In the spring of 1918, as he prepared to leave Russia for the United States, Prokofiev received a parting gift from director Vsevolod Meyerhold: a Russian adaptation of Carlo Gozzi’s L’amore delle tre melarance, an eighteenth-century Italian commedia dell’arte. By the time his ship arrived in San Francisco, Prokofiev had turned it into a rough draft of an opera libretto. The somewhat absurd plot centers around a hypochondriac young Prince and the jester hired to entertain him in the hopes of curing his various maladies. After a riotous prank poking fun at a witch, the Prince finds himself cursed with a tireless passion for a trio of oranges, which turn out to be more than they first appear…

Prokofiev himself conducted the premiere in Chicago in 1921 and the opera would go on to be his most successful exercise in the genre, earning fans both in the West and back in Russia. Matching the eclectic plot, Prokofiev’s inventive score contains unusually little repeated material and no set pieces for singers.

5. Tchaikovsky’s The Queen of Spades (1890)

The Tchaikovsky brothers’ (yes, brothers) adaptation of Pushkin’s beloved novella has been heralded as both a masterpiece in the genre and an audacious attack on a literary masterwork. Composer Pyotr and his librettist brother Modest took significant liberties with the original text, expanding the cynical 10,000-word story into a nearly three-hour opera, and weaving a veritable love story into the plot.

The tragic opera centers around Hermann and his pair of inextricably linked obsessions: Lisa, the ward of a rich Countess, and gambling, which he hopes to master with the help of the Countess’s magical secret.

Composed in just over six weeks, Tchaikovsky’s rich score is a treasure trove for analysis, drawing on the emerging Russian symbolist movement; a wealth of religious imagery; and numerology, with the numbers of the Countess’s winning cards—no spoilers!—embedded into the structure of the score on multiple levels.

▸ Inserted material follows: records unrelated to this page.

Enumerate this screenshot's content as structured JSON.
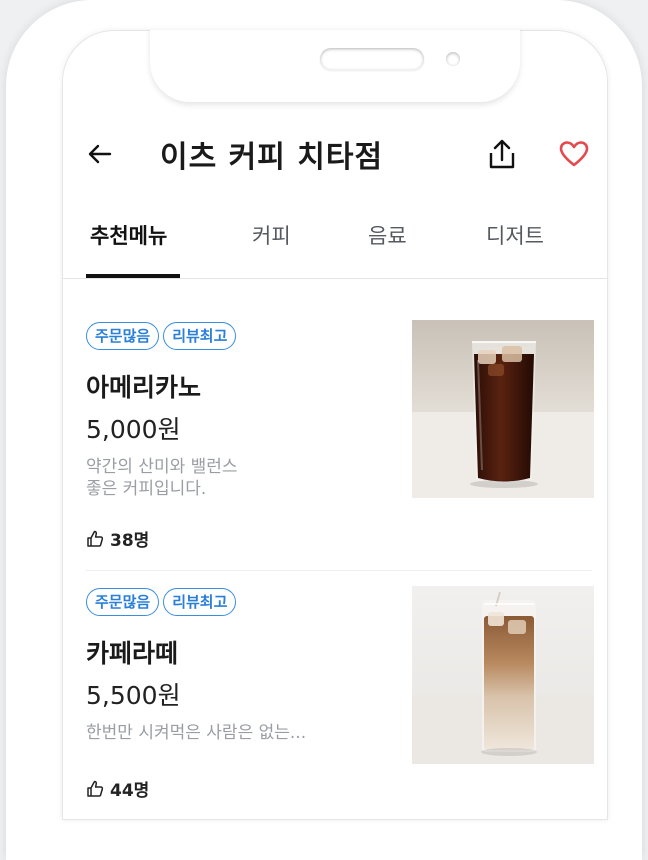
{
  "header": {
    "title": "이츠 커피 치타점"
  },
  "tabs": [
    {
      "label": "추천메뉴",
      "active": true
    },
    {
      "label": "커피",
      "active": false
    },
    {
      "label": "음료",
      "active": false
    },
    {
      "label": "디저트",
      "active": false
    }
  ],
  "menu": [
    {
      "badges": [
        "주문많음",
        "리뷰최고"
      ],
      "name": "아메리카노",
      "price": "5,000원",
      "description_lines": [
        "약간의 산미와 밸런스",
        "좋은 커피입니다."
      ],
      "likes": "38명"
    },
    {
      "badges": [
        "주문많음",
        "리뷰최고"
      ],
      "name": "카페라떼",
      "price": "5,500원",
      "description_lines": [
        "한번만 시켜먹은 사람은 없는..."
      ],
      "likes": "44명"
    }
  ],
  "icons": {
    "back": "back-arrow-icon",
    "share": "share-icon",
    "favorite": "heart-icon",
    "like": "thumbs-up-icon"
  },
  "colors": {
    "accent": "#2a7fd6",
    "heart": "#e5484d"
  }
}
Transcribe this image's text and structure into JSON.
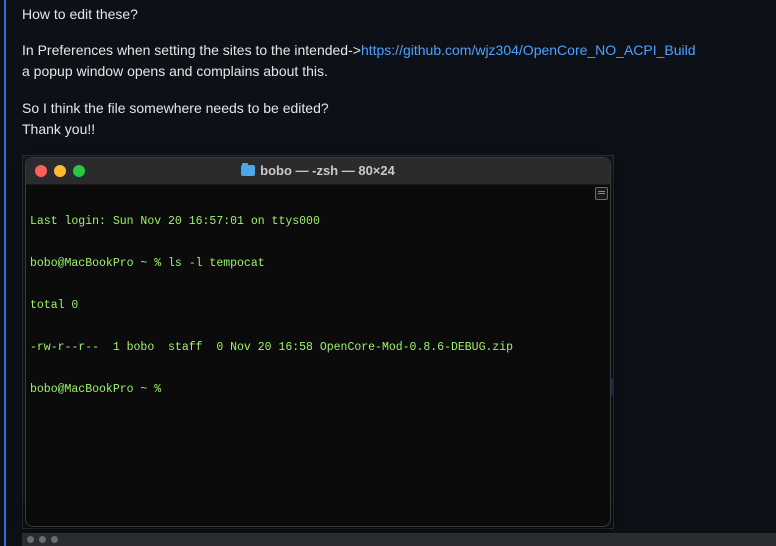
{
  "post": {
    "line1": "How to edit these?",
    "line2_prefix": "In Preferences when setting the sites to the intended->",
    "line2_link": "https://github.com/wjz304/OpenCore_NO_ACPI_Build",
    "line3": "a popup window opens and complains about this.",
    "line4": "So I think the file somewhere needs to be edited?",
    "line5": "Thank you!!"
  },
  "terminal": {
    "title": "bobo — -zsh — 80×24",
    "lines": [
      "Last login: Sun Nov 20 16:57:01 on ttys000",
      "bobo@MacBookPro ~ % ls -l tempocat",
      "total 0",
      "-rw-r--r--  1 bobo  staff  0 Nov 20 16:58 OpenCore-Mod-0.8.6-DEBUG.zip",
      "bobo@MacBookPro ~ % "
    ]
  },
  "colors": {
    "accent": "#2f6fd6",
    "link": "#4ea1ff",
    "terminal_text": "#9ff26b"
  }
}
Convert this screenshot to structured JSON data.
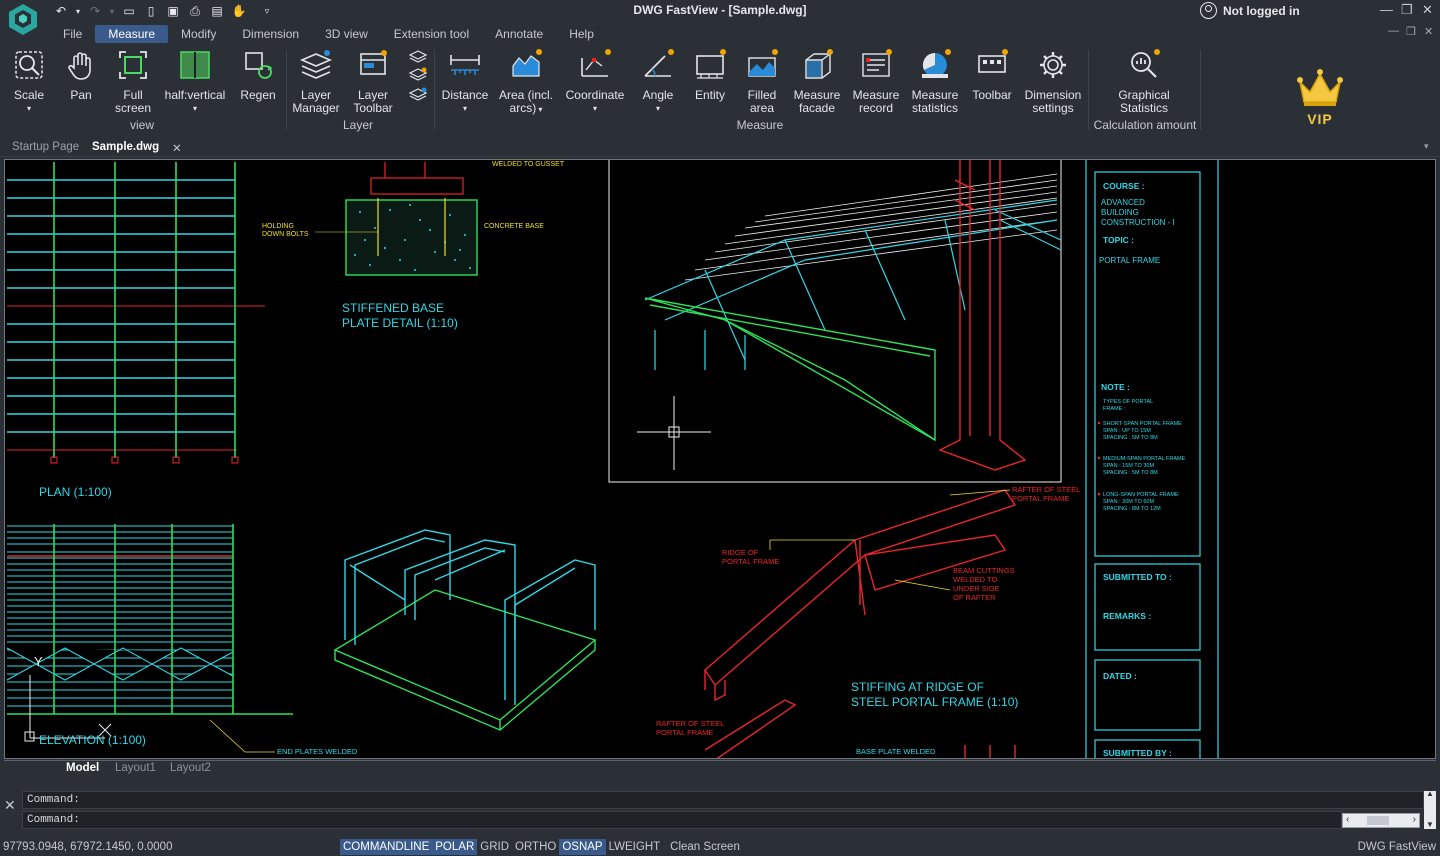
{
  "app": {
    "window_title": "DWG FastView - [Sample.dwg]",
    "user_status": "Not logged in",
    "brand": "DWG FastView",
    "accent_color": "#3a5a8c",
    "badge_color": "#f0a400"
  },
  "quick_access": {
    "icons": [
      "undo-icon",
      "undo-dropdown-icon",
      "redo-icon",
      "redo-dropdown-icon",
      "open-icon",
      "new-icon",
      "save-icon",
      "print-icon",
      "export-icon",
      "pan-hand-icon",
      "customize-dropdown-icon"
    ]
  },
  "menu": {
    "items": [
      "File",
      "Measure",
      "Modify",
      "Dimension",
      "3D view",
      "Extension tool",
      "Annotate",
      "Help"
    ],
    "active": "Measure"
  },
  "ribbon": {
    "view": {
      "group_label": "view",
      "scale": "Scale",
      "pan": "Pan",
      "full_screen_1": "Full",
      "full_screen_2": "screen",
      "half_vertical": "half:vertical",
      "regen": "Regen"
    },
    "layer": {
      "group_label": "Layer",
      "manager_1": "Layer",
      "manager_2": "Manager",
      "toolbar_1": "Layer",
      "toolbar_2": "Toolbar"
    },
    "measure": {
      "group_label": "Measure",
      "distance": "Distance",
      "area_1": "Area (incl.",
      "area_2": "arcs)",
      "coordinate": "Coordinate",
      "angle": "Angle",
      "entity": "Entity",
      "filled_1": "Filled",
      "filled_2": "area",
      "facade_1": "Measure",
      "facade_2": "facade",
      "record_1": "Measure",
      "record_2": "record",
      "statistics_1": "Measure",
      "statistics_2": "statistics",
      "toolbar": "Toolbar",
      "dimset_1": "Dimension",
      "dimset_2": "settings"
    },
    "calc": {
      "group_label": "Calculation amount",
      "graphical_1": "Graphical",
      "graphical_2": "Statistics"
    },
    "vip": "VIP"
  },
  "doc_tabs": [
    "Startup Page",
    "Sample.dwg"
  ],
  "active_doc": "Sample.dwg",
  "drawing": {
    "labels": {
      "holding_bolts_1": "HOLDING",
      "holding_bolts_2": "DOWN BOLTS",
      "concrete_base": "CONCRETE BASE",
      "welded_top": "WELDED TO GUSSET",
      "stiffened_1": "STIFFENED BASE",
      "stiffened_2": "PLATE DETAIL (1:10)",
      "plan": "PLAN (1:100)",
      "elevation": "ELEVATION   (1:100)",
      "ridge_1": "RIDGE OF",
      "ridge_2": "PORTAL FRAME",
      "rafter_steel_1": "RAFTER OF STEEL",
      "rafter_steel_2": "PORTAL FRAME",
      "beam_cut_1": "BEAM CUTTINGS",
      "beam_cut_2": "WELDED TO",
      "beam_cut_3": "UNDER SIDE",
      "beam_cut_4": "OF RAFTER",
      "stiffing_1": "STIFFING AT RIDGE OF",
      "stiffing_2": "STEEL PORTAL FRAME (1:10)",
      "rafter_lower_1": "RAFTER OF STEEL",
      "rafter_lower_2": "PORTAL FRAME",
      "end_plates": "END PLATES WELDED",
      "base_plate": "BASE PLATE WELDED",
      "y_axis": "Y"
    },
    "title_block": {
      "course_label": "COURSE :",
      "course_1": "ADVANCED",
      "course_2": "BUILDING",
      "course_3": "CONSTRUCTION - I",
      "topic_label": "TOPIC :",
      "topic": "PORTAL FRAME",
      "note_label": "NOTE :",
      "note_types_1": "TYPES OF PORTAL",
      "note_types_2": "FRAME :",
      "short_1": "SHORT-SPAN PORTAL FRAME",
      "short_2": "SPAN      : UP TO 15M",
      "short_3": "SPACING : 5M TO 8M",
      "medium_1": "MEDIUM-SPAN PORTAL FRAME",
      "medium_2": "SPAN      : 15M TO 30M",
      "medium_3": "SPACING : 5M TO 8M",
      "long_1": "LONG-SPAN PORTAL FRAME",
      "long_2": "SPAN      : 30M TO 60M",
      "long_3": "SPACING : 8M TO 12M",
      "submitted_to": "SUBMITTED TO :",
      "remarks": "REMARKS :",
      "dated": "DATED :",
      "submitted_by": "SUBMITTED BY :"
    },
    "colors": {
      "cyan": "#2fd8e8",
      "green": "#2ee05a",
      "red": "#e8262a",
      "yellow": "#f0e020",
      "white": "#f0f0f0"
    }
  },
  "layout_tabs": [
    "Model",
    "Layout1",
    "Layout2"
  ],
  "active_layout": "Model",
  "command": {
    "line1": "Command:",
    "line2": "Command:"
  },
  "status": {
    "coordinates": "97793.0948, 67972.1450, 0.0000",
    "toggles": [
      {
        "label": "COMMANDLINE",
        "on": true
      },
      {
        "label": "POLAR",
        "on": true
      },
      {
        "label": "GRID",
        "on": false
      },
      {
        "label": "ORTHO",
        "on": false
      },
      {
        "label": "OSNAP",
        "on": true
      },
      {
        "label": "LWEIGHT",
        "on": false
      },
      {
        "label": "Clean Screen",
        "on": false
      }
    ]
  }
}
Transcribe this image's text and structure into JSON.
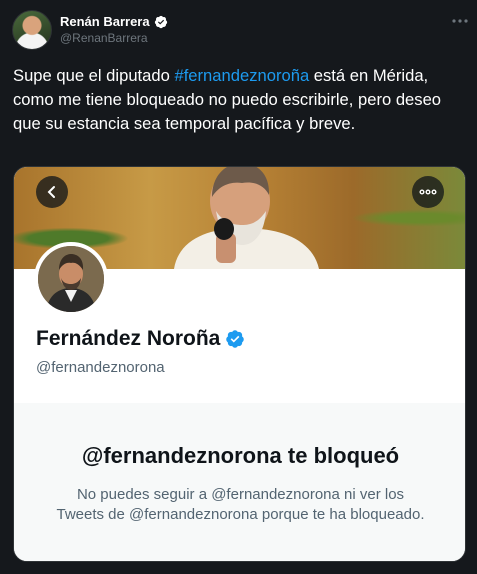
{
  "tweet": {
    "author_name": "Renán Barrera",
    "author_handle": "@RenanBarrera",
    "text_before": "Supe que el diputado ",
    "hashtag": "#fernandeznoroña",
    "text_after": " está en Mérida, como me tiene bloqueado no puedo escribirle, pero deseo que su estancia sea temporal pacífica y breve."
  },
  "card": {
    "profile_name": "Fernández Noroña",
    "profile_handle": "@fernandeznorona",
    "blocked_title": "@fernandeznorona te bloqueó",
    "blocked_desc": "No puedes seguir a @fernandeznorona ni ver los Tweets de @fernandeznorona porque te ha bloqueado."
  },
  "colors": {
    "background": "#15181c",
    "link": "#1d9bf0",
    "verified": "#1d9bf0",
    "card_panel": "#f7f9f9"
  },
  "icons": [
    "verified-badge-icon",
    "more-icon",
    "back-arrow-icon"
  ]
}
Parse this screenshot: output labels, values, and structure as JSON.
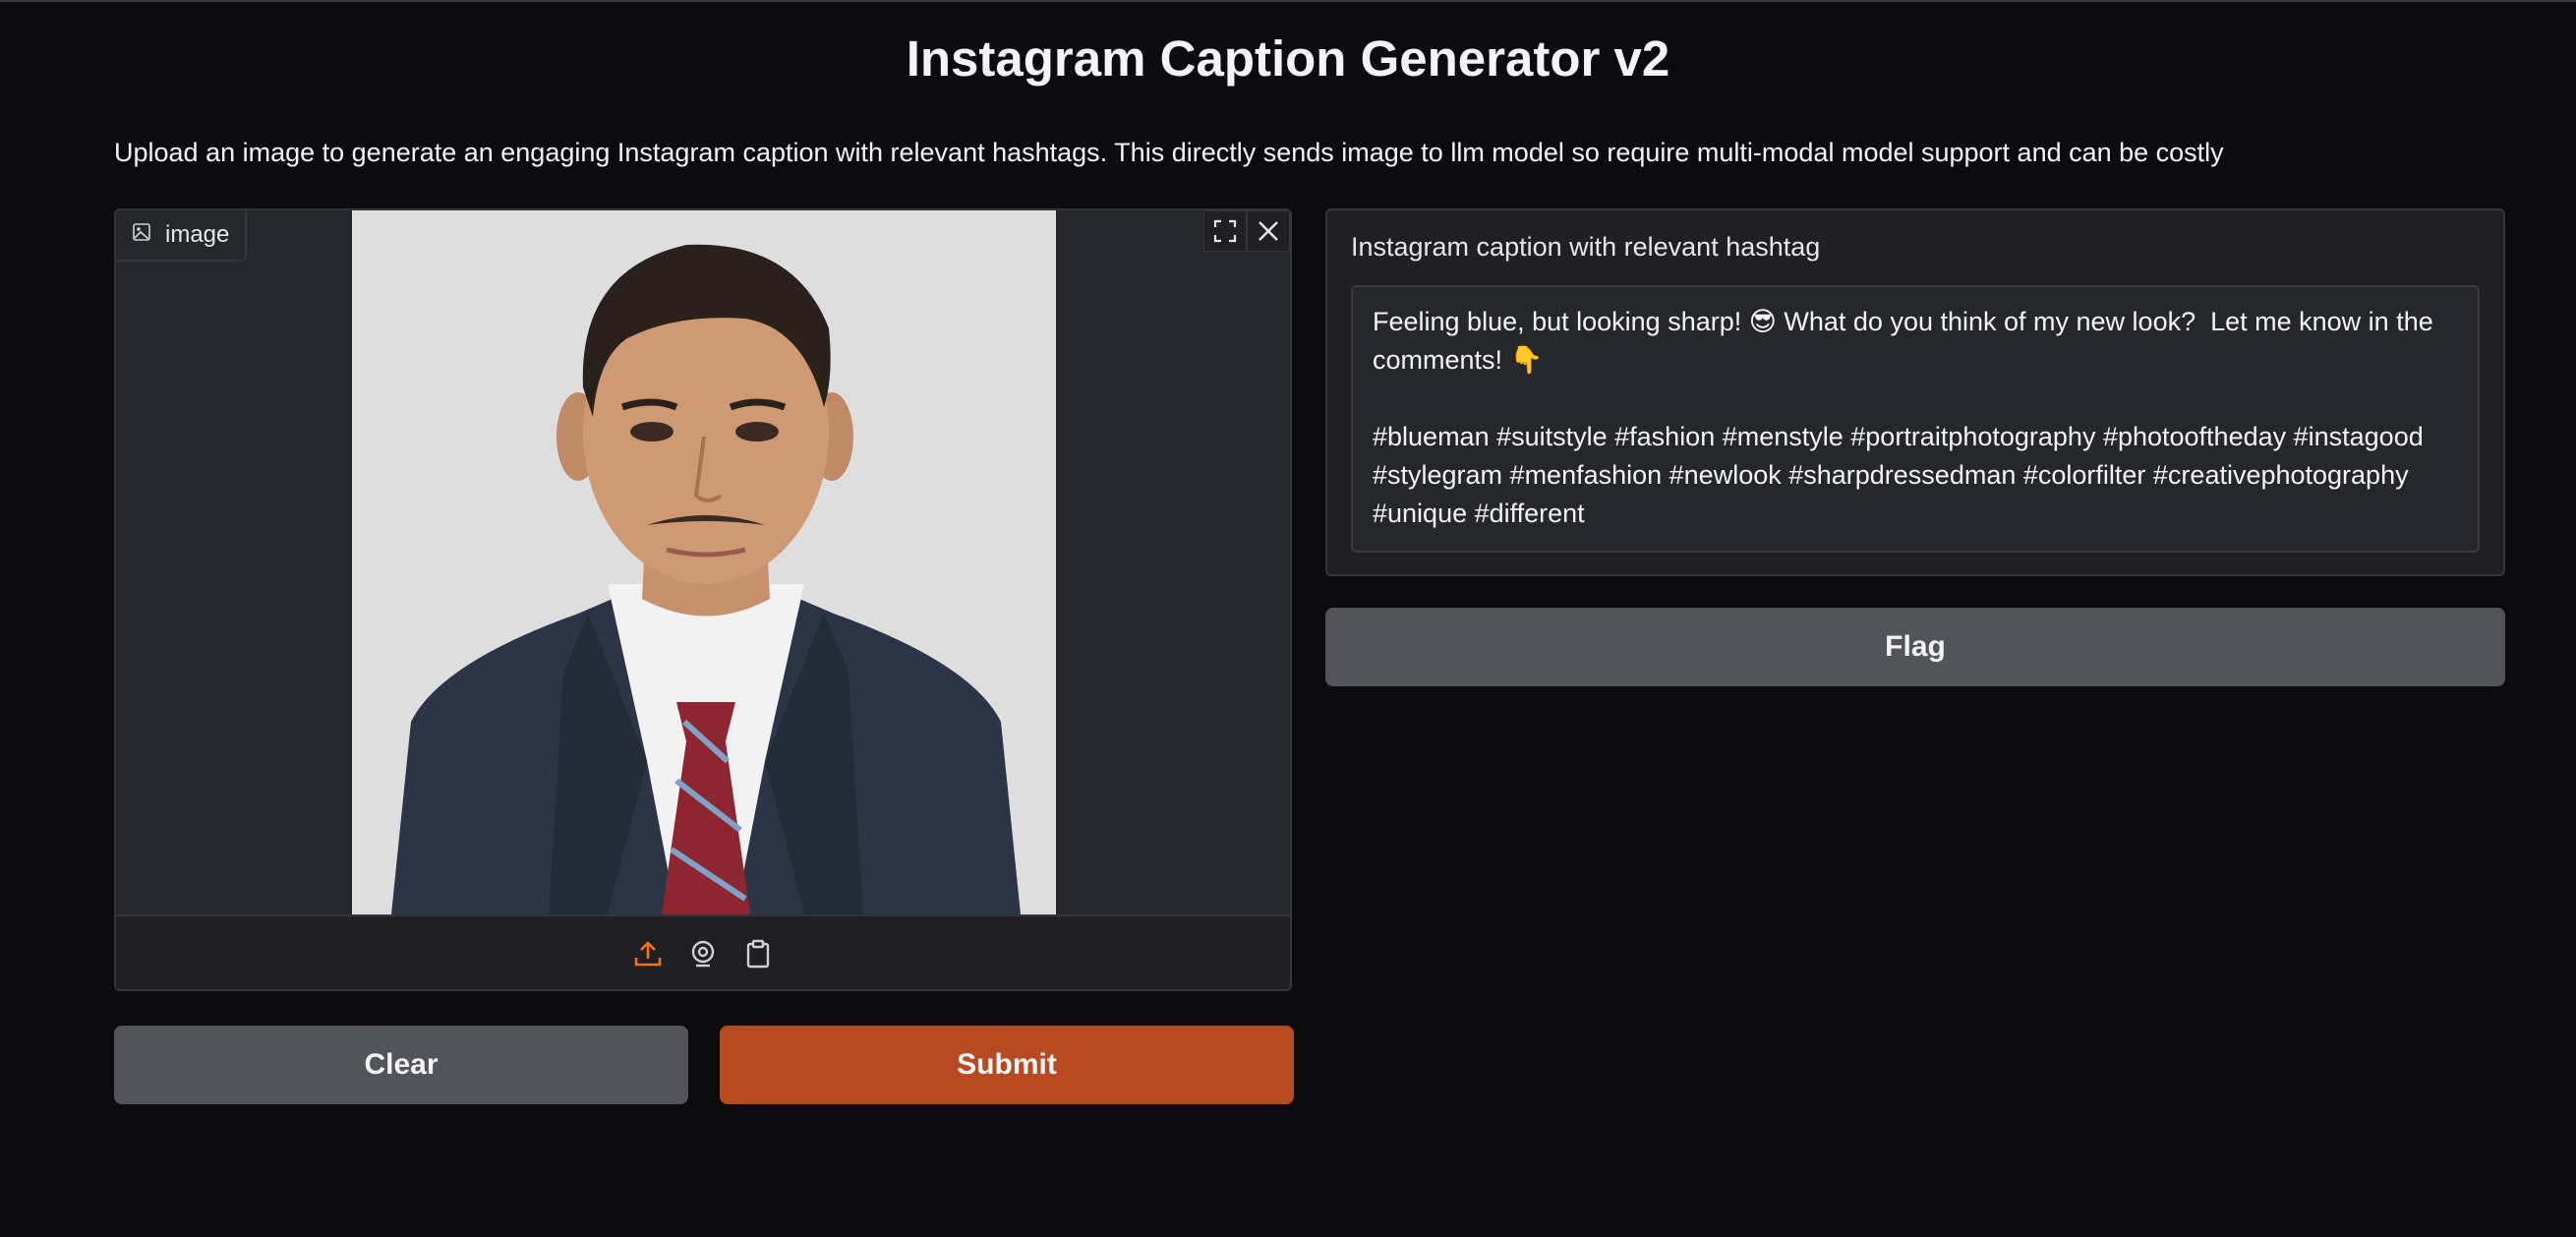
{
  "header": {
    "title": "Instagram Caption Generator v2",
    "description": "Upload an image to generate an engaging Instagram caption with relevant hashtags. This directly sends image to llm model so require multi-modal model support and can be costly"
  },
  "image_input": {
    "label": "image",
    "icon": "image-icon",
    "tools": [
      "fullscreen-icon",
      "close-icon"
    ],
    "sources": [
      "upload-icon",
      "webcam-icon",
      "clipboard-icon"
    ],
    "accent_color": "#f97316"
  },
  "buttons": {
    "clear": "Clear",
    "submit": "Submit",
    "flag": "Flag"
  },
  "output": {
    "label": "Instagram caption with relevant hashtag",
    "text": "Feeling blue, but looking sharp! 😎 What do you think of my new look?  Let me know in the comments! 👇\n\n#blueman #suitstyle #fashion #menstyle #portraitphotography #photooftheday #instagood #stylegram #menfashion #newlook #sharpdressedman #colorfilter #creativephotography #unique #different"
  },
  "colors": {
    "background": "#0c0c0f",
    "panel": "#1f1f24",
    "primary_button": "#b84a22",
    "secondary_button": "#52535b"
  }
}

Want more? See our full playlist of Russian operas here!

Leave a Reply

This site uses Akismet to reduce spam. Learn how your comment data is processed.